Data about app and page elements:
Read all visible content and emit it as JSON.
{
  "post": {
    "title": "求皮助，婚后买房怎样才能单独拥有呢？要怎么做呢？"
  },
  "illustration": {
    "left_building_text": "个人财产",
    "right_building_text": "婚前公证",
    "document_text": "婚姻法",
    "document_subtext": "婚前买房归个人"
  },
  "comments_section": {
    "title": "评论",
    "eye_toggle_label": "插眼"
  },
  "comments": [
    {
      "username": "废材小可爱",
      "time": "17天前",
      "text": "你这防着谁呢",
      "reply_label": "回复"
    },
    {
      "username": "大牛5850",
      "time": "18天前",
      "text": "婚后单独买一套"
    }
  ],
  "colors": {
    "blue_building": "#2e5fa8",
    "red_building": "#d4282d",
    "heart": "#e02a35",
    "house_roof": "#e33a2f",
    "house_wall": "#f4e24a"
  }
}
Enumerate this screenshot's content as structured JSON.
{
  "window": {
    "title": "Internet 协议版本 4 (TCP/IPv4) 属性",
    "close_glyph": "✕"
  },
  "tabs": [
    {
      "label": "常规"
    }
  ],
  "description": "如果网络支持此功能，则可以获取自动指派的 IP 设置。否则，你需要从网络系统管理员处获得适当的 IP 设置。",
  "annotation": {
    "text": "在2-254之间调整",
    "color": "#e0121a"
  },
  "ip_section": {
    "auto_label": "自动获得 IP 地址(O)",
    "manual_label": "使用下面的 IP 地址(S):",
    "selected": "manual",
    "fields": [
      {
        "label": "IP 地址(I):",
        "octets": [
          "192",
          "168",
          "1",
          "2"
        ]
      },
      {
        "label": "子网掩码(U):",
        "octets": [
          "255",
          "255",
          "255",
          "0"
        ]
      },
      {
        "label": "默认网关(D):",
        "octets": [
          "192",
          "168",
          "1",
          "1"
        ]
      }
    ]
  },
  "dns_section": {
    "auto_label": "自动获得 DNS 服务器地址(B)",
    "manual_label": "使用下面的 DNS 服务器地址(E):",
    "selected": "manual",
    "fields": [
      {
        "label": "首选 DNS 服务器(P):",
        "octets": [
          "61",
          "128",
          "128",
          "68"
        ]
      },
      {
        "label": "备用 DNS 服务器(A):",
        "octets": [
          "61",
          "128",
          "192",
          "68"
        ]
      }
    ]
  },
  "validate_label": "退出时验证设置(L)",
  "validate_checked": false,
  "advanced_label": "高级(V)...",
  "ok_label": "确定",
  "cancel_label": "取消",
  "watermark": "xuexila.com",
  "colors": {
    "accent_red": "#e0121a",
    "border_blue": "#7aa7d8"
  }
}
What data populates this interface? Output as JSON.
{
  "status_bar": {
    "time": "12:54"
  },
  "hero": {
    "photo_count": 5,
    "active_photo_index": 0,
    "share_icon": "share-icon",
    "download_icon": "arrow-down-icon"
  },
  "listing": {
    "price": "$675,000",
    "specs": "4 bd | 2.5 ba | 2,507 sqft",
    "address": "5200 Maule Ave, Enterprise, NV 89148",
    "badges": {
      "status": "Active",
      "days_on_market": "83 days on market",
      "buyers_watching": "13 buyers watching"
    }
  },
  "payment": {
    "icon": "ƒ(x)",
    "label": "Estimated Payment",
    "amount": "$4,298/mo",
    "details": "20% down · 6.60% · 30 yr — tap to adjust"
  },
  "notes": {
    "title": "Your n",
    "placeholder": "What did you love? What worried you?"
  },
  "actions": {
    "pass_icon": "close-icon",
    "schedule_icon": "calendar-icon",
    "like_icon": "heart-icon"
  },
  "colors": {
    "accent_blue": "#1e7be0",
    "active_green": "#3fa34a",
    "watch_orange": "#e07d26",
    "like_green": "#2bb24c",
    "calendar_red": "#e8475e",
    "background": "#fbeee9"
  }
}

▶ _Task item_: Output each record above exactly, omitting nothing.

▶ _Output of the task_:
Read all visible content and emit it as JSON.
{
  "post": {
    "title": "求皮助，婚后买房怎样才能单独拥有呢？要怎么做呢？"
  },
  "illustration": {
    "left_building_text": "个人财产",
    "right_building_text": "婚前公证",
    "document_text": "婚姻法",
    "document_subtext": "婚前买房归个人"
  },
  "comments_section": {
    "title": "评论",
    "eye_toggle_label": "插眼"
  },
  "comments": [
    {
      "username": "废材小可爱",
      "time": "17天前",
      "text": "你这防着谁呢",
      "reply_label": "回复"
    },
    {
      "username": "大牛5850",
      "time": "18天前",
      "text": "婚后单独买一套"
    }
  ],
  "colors": {
    "blue_building": "#2e5fa8",
    "red_building": "#d4282d",
    "heart": "#e02a35",
    "house_roof": "#e33a2f",
    "house_wall": "#f4e24a"
  }
}
Enumerate this screenshot's content as structured JSON.
{
  "window": {
    "title": "Internet 协议版本 4 (TCP/IPv4) 属性",
    "close_glyph": "✕"
  },
  "tabs": [
    {
      "label": "常规"
    }
  ],
  "description": "如果网络支持此功能，则可以获取自动指派的 IP 设置。否则，你需要从网络系统管理员处获得适当的 IP 设置。",
  "annotation": {
    "text": "在2-254之间调整",
    "color": "#e0121a"
  },
  "ip_section": {
    "auto_label": "自动获得 IP 地址(O)",
    "manual_label": "使用下面的 IP 地址(S):",
    "selected": "manual",
    "fields": [
      {
        "label": "IP 地址(I):",
        "octets": [
          "192",
          "168",
          "1",
          "2"
        ]
      },
      {
        "label": "子网掩码(U):",
        "octets": [
          "255",
          "255",
          "255",
          "0"
        ]
      },
      {
        "label": "默认网关(D):",
        "octets": [
          "192",
          "168",
          "1",
          "1"
        ]
      }
    ]
  },
  "dns_section": {
    "auto_label": "自动获得 DNS 服务器地址(B)",
    "manual_label": "使用下面的 DNS 服务器地址(E):",
    "selected": "manual",
    "fields": [
      {
        "label": "首选 DNS 服务器(P):",
        "octets": [
          "61",
          "128",
          "128",
          "68"
        ]
      },
      {
        "label": "备用 DNS 服务器(A):",
        "octets": [
          "61",
          "128",
          "192",
          "68"
        ]
      }
    ]
  },
  "validate_label": "退出时验证设置(L)",
  "validate_checked": false,
  "advanced_label": "高级(V)...",
  "ok_label": "确定",
  "cancel_label": "取消",
  "watermark": "xuexila.com",
  "colors": {
    "accent_red": "#e0121a",
    "border_blue": "#7aa7d8"
  }
}
What data populates this interface? Output as JSON.
{
  "status_bar": {
    "time": "12:54"
  },
  "hero": {
    "photo_count": 5,
    "active_photo_index": 0,
    "share_icon": "share-icon",
    "download_icon": "arrow-down-icon"
  },
  "listing": {
    "price": "$675,000",
    "specs": "4 bd | 2.5 ba | 2,507 sqft",
    "address": "5200 Maule Ave, Enterprise, NV 89148",
    "badges": {
      "status": "Active",
      "days_on_market": "83 days on market",
      "buyers_watching": "13 buyers watching"
    }
  },
  "payment": {
    "icon": "ƒ(x)",
    "label": "Estimated Payment",
    "amount": "$4,298/mo",
    "details": "20% down · 6.60% · 30 yr — tap to adjust"
  },
  "notes": {
    "title": "Your n",
    "placeholder": "What did you love? What worried you?"
  },
  "actions": {
    "pass_icon": "close-icon",
    "schedule_icon": "calendar-icon",
    "like_icon": "heart-icon"
  },
  "colors": {
    "accent_blue": "#1e7be0",
    "active_green": "#3fa34a",
    "watch_orange": "#e07d26",
    "like_green": "#2bb24c",
    "calendar_red": "#e8475e",
    "background": "#fbeee9"
  }
}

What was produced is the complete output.